-- Activity --
Return the number of lines below that contain "poems"; nothing else belongs in the reply.

(Source data)
--------

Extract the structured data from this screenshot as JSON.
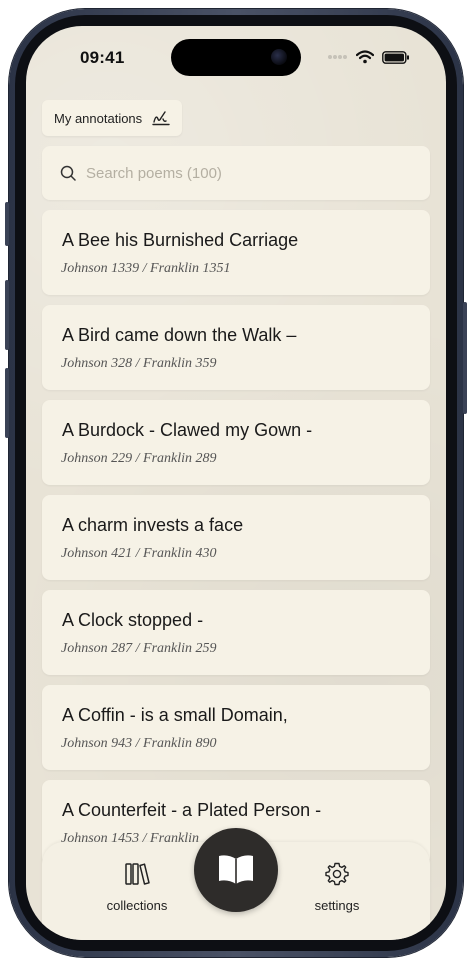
{
  "status": {
    "time": "09:41"
  },
  "annotations_button": {
    "label": "My annotations"
  },
  "search": {
    "placeholder": "Search poems (100)"
  },
  "poems": [
    {
      "title": "A Bee his Burnished Carriage",
      "ref": "Johnson 1339 / Franklin 1351"
    },
    {
      "title": "A Bird came down the Walk –",
      "ref": "Johnson 328 / Franklin 359"
    },
    {
      "title": "A Burdock - Clawed my Gown -",
      "ref": "Johnson 229 / Franklin 289"
    },
    {
      "title": "A charm invests a face",
      "ref": "Johnson 421 / Franklin 430"
    },
    {
      "title": "A Clock stopped -",
      "ref": "Johnson 287 / Franklin 259"
    },
    {
      "title": "A Coffin - is a small Domain,",
      "ref": "Johnson 943 / Franklin 890"
    },
    {
      "title": "A Counterfeit - a Plated Person -",
      "ref": "Johnson 1453 / Franklin"
    }
  ],
  "tabs": {
    "collections": "collections",
    "settings": "settings"
  },
  "colors": {
    "background": "#e8e3d6",
    "card": "#f6f2e6",
    "center_button": "#2e2c2a"
  }
}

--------

-- Finished task --
2